"The fact that a company spent a zillion dollar of cash five years ago isn't nearly as important as the expected rate of return on that investment from TODAY going forward."
I agree wholeheartedly. But you are seeming to indicate that TiVo already has a proven return on their investment already. Since they don't, I still view the investment with some measure of skepticism.
"Furthermore, the statement that it is nothing more than a $30M debt is very misleading and stupid as this is a non-cash ASSET...i.e. it doesn't require repayment in the future. Should the revenues not flow from this investment, the Company eventually takes a non-cash writedown of this asset....which would reduce shareholder equity (an accounting convention) but have ZERO EFFECT on CASHFLOWS."
I was speaking of debt in the literal sense, not the accounting sense. if I spend $10MM to build a new building for my business, whether I borrowed from the bank or spent the money out of my own pocket, it's still a debt. I either owe this money back to the bank or I owe it back to myself. If I never recover the funds to pay the debt back to myself, that's fine, I can write it off, as you suggest. I also agree that it has no affect on cash flows if it doesn't return anything. If I started with nothing and ended up with nothing, but spent $30MM, I'd say that's a bad thing, wouldn't you? I know the rest of TiVo shareholders sure would.
"So investment in future cash flow is bad? I'm not sure I understand that. Besides, as valuationguy points it, it's past cash flow. You're arguing accounting as if it's just being moved around, but actual money was spent and is now generating cash, right? That's not just moving $$ around."
No. The investment itself is not inherently bad. Investment in potential cash flow that never returns what you invested plus a profit is bad. If it returns, that's great. But you guys are acting as if it's a foregone conclusion that it will, when so far, the only real success TiVo has had in this area is Virgin, and that relationship is still VERY new. At one point in time, DirectTV was a huge success as well, but look what happened there.
"The $$$ we're talking about is also not to "try" to bring future cash as if they are building something and taking a huge risk (like making a new product to sell), it's tied to service contracts with terms and guarantees."

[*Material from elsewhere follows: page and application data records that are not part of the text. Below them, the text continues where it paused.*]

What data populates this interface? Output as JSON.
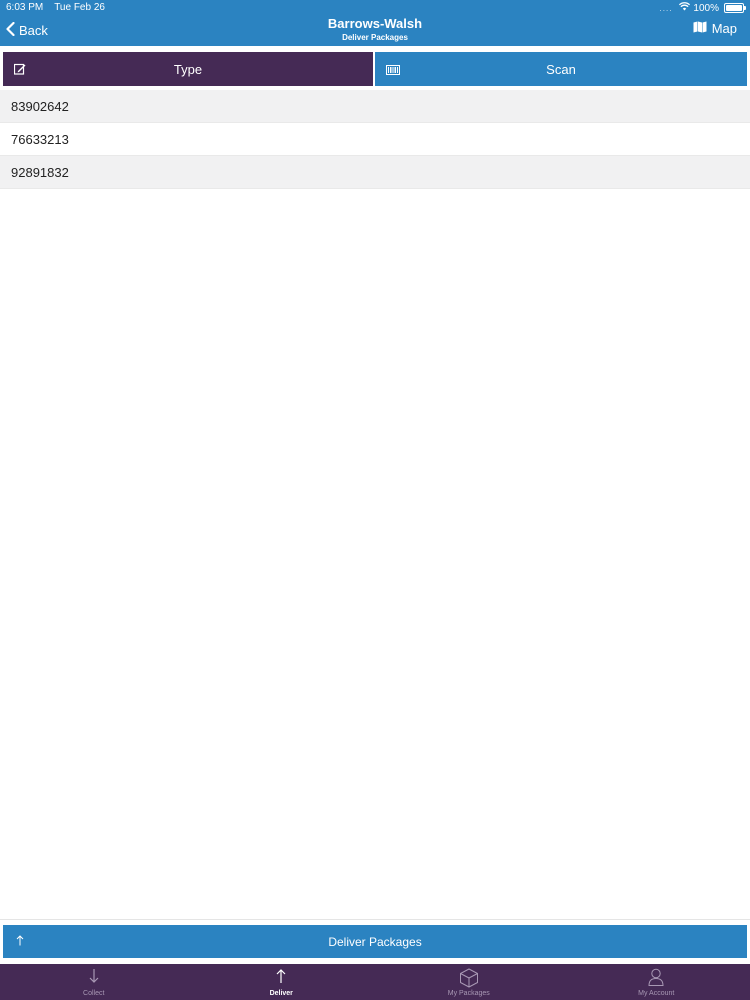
{
  "status_bar": {
    "time": "6:03 PM",
    "date": "Tue Feb 26",
    "signal": "....",
    "battery": "100%",
    "wifi_icon": "wifi-icon",
    "battery_icon": "battery-icon"
  },
  "nav": {
    "back_label": "Back",
    "title": "Barrows-Walsh",
    "subtitle": "Deliver Packages",
    "map_label": "Map"
  },
  "segments": {
    "type_label": "Type",
    "scan_label": "Scan"
  },
  "packages": [
    "83902642",
    "76633213",
    "92891832"
  ],
  "deliver_button": {
    "label": "Deliver Packages"
  },
  "tabs": [
    {
      "label": "Collect",
      "icon": "arrow-down-icon",
      "active": false
    },
    {
      "label": "Deliver",
      "icon": "arrow-up-icon",
      "active": true
    },
    {
      "label": "My Packages",
      "icon": "box-icon",
      "active": false
    },
    {
      "label": "My Account",
      "icon": "person-icon",
      "active": false
    }
  ],
  "colors": {
    "primary_blue": "#2b83c1",
    "dark_purple": "#452a55",
    "row_alt": "#f1f1f2"
  }
}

Wrong. Each of these is essentially a "new product to sell". For example, how many millions of dollars did TiVo spend on developing the soft-TiVo for Comcast? And how much revenue have they seen from all of this development work? There is nothing like the "divide by zero error" to really kill an investment return, is there?
Even the pure-play "here is our TiVo box for you to sell through to your customers" requires some level of integration testing and work on TiVo's part for each MSO they sign up, albeit less than the Comcast debacle.
"There are undoubtedly assumptions in the contract terms with these MSOs, but I seriously doubt the risk is very high that the costs won't be recovered...and generate substantial positive cash flow (and profit)."
There you go again, assuming nothing could possibly go wrong. After all, TiVo has been very clear about how much it is spending on these development efforts and how they are recovering and accounting for these costs from their efforts with each MSO. Oh wait, no they haven't. In fact, even those of us that have been following them as closely as we have for so long can't figure out exactly what they are doing. Sorry, but this whole area is a big, unproven black box that TiVo is putting in front of us and asking us to invest in. And you can assume and "doubt the risk is very high" all you want, but it doesn't change the fact that you don't know that it's going to work out any more than anyone else. I just say, let's wait until more facts are in with respect to cash flow coming IN to the business instead of just assuming that it will, just because we made this lovely $30MM investment.